Aim of the exercise: Where in the records does the word "findAllUser" appear? Copy each line that holds it.

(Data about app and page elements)
====
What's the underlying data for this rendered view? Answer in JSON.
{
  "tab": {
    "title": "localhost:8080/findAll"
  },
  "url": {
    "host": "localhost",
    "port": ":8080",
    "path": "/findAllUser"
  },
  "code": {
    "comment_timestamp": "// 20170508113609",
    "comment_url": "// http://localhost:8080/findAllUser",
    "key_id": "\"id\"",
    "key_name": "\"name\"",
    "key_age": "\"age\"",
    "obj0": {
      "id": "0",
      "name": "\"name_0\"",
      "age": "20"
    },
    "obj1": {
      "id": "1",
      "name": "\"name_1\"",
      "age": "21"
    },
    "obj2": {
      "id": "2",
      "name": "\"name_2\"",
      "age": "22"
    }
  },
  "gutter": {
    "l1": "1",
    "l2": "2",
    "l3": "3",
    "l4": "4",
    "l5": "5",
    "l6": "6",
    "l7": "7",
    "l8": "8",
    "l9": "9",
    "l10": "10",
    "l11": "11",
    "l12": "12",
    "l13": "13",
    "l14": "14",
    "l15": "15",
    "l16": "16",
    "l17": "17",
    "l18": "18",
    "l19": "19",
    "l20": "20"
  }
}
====
Response to this task:
    "path": "/findAllUser"
    "comment_url": "// http://localhost:8080/findAllUser",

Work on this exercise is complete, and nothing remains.